      @enabled                      TINYINT          = NULL,
      @description                  NVARCHAR(512)    = NULL,
      @start_step_id                INT              = NULL,
      @category_name                sysname          = NULL,
      @owner_login_name             sysname          = NULL,
      @notify_level_eventlog        INT              = NULL,
      @notify_level_email           INT              = NULL,
      @notify_level_netsend         INT              = NULL,
      @notify_level_page            INT              = NULL,
      @notify_email_operator_name   sysname          = NULL,
      @notify_netsend_operator_name sysname          = NULL,
      @notify_page_operator_name    sysname          = NULL,
      @delete_level                 INT              = NULL,
      @automatic_post               BIT              = 1
   EXEC dbo.sp_update_job

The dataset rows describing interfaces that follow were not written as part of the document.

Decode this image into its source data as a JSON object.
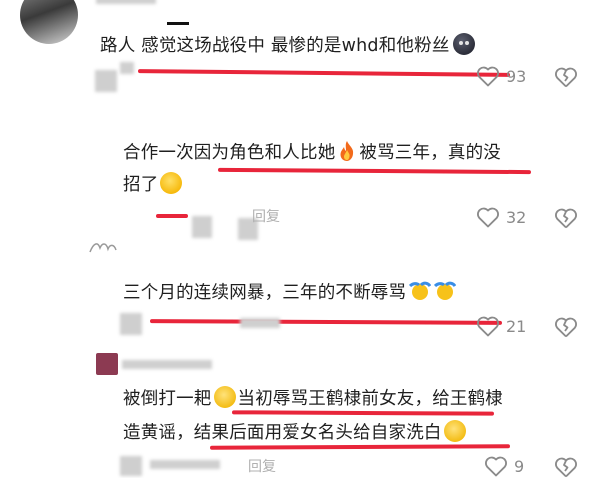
{
  "comments": [
    {
      "text": "路人 感觉这场战役中 最惨的是whd和他粉丝",
      "likes": "93"
    },
    {
      "line1": "合作一次因为角色和人比她",
      "line1_after": "被骂三年，真的没",
      "line2": "招了",
      "likes": "32"
    },
    {
      "text": "三个月的连续网暴，三年的不断辱骂",
      "likes": "21"
    },
    {
      "line1_a": "被倒打一耙",
      "line1_b": "当初辱骂王鹤棣前女友，给王鹤棣",
      "line2_a": "造黄谣，结果后面用爱女名头给自家洗白",
      "reply_label": "回复",
      "likes": "9"
    }
  ],
  "reply_label_2": "回复",
  "icons": [
    "heart-icon",
    "broken-heart-icon"
  ],
  "colors": {
    "underline": "#e8253a",
    "icon_grey": "#8a8a8a"
  }
}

GRANT EXECUTE ON [dbo].[sp_update_job_for_non_admins] TO [SQLAgentOperatorRole]

So now my JobModifier user(clever name,huh?) can probably use this newly created stored procedure and update a job that he does not own? Let’s try!

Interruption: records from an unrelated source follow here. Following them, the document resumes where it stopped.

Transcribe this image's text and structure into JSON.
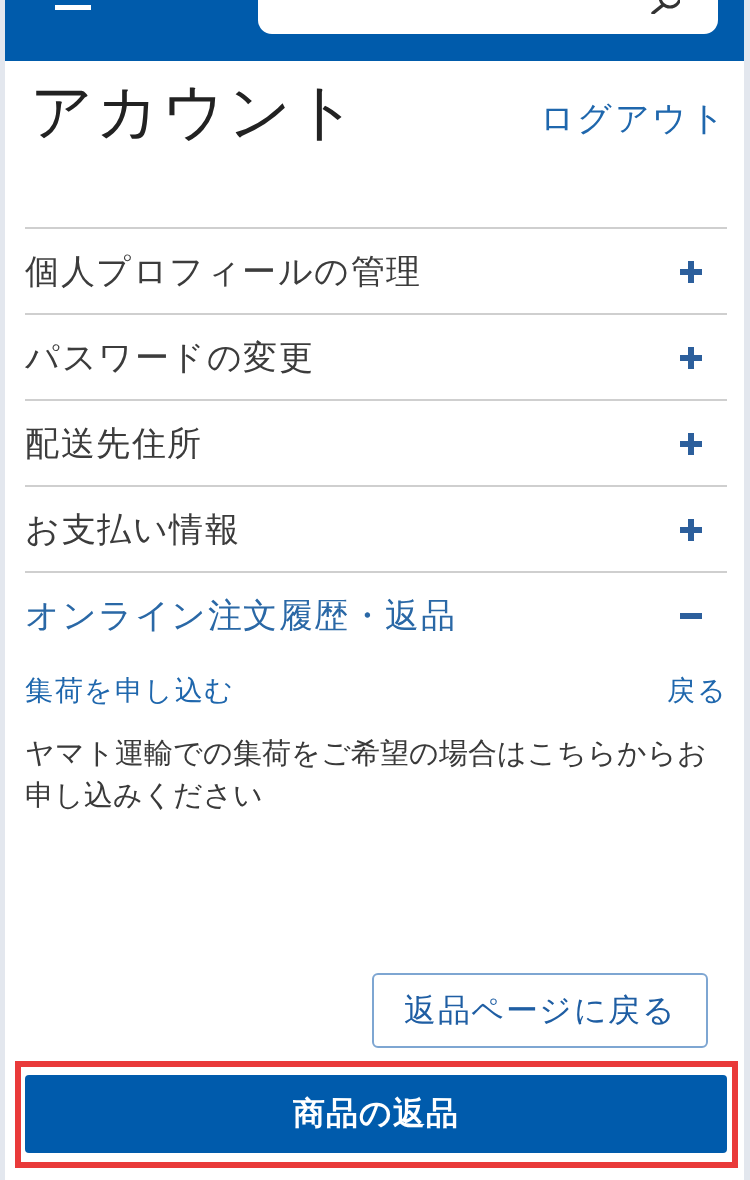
{
  "page": {
    "title": "アカウント",
    "logout": "ログアウト"
  },
  "sections": [
    {
      "label": "個人プロフィールの管理",
      "expanded": false
    },
    {
      "label": "パスワードの変更",
      "expanded": false
    },
    {
      "label": "配送先住所",
      "expanded": false
    },
    {
      "label": "お支払い情報",
      "expanded": false
    },
    {
      "label": "オンライン注文履歴・返品",
      "expanded": true,
      "panel": {
        "link": "集荷を申し込む",
        "back": "戻る",
        "description": "ヤマト運輸での集荷をご希望の場合はこちらからお申し込みください"
      }
    }
  ],
  "buttons": [
    {
      "label": "返品ページに戻る",
      "kind": "outline",
      "highlighted": false
    },
    {
      "label": "商品の返品",
      "kind": "primary",
      "highlighted": true
    }
  ]
}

USE msdb
EXEC dbo.sp_update_job_for_non_admins
      @job_name = N'syspolicy_purge_history',
      @new_name = N'syspolicy_purge_history_disabled',  -- renaming the job
      @enabled = 0 ; -- disabling it also

As you can see – “Command(s) completed successfully!”. However, you are not going to be able to accomplish the same by using the GUI itself. The job’s name will remain grayed-out for you, but who cares when you can modify it this way, right?

To sum it up for you – we have just build a simple solution that allows you to limit the users granted with sysadmin role even more and these are great news if you are a DBA, huh? So if any of your users were granted with the sysadmin role just because they need to be able to modify jobs that they don’t own, now is the time for you to start considering this solution and limit their rights!

P.S. The credits for building this script needs to go mainly to Miroslav Priesol! Thanks, mate! That’s what I call good work between a developer and a DBA! 😉

Share on...

    Share This

    3 Comments on “Modifying not owned SQL Agent Jobs without being a sysadmin?

    1. Pingback: (SFTW) SQL Server Links 03/01/14 • John Sansom

    What do you think?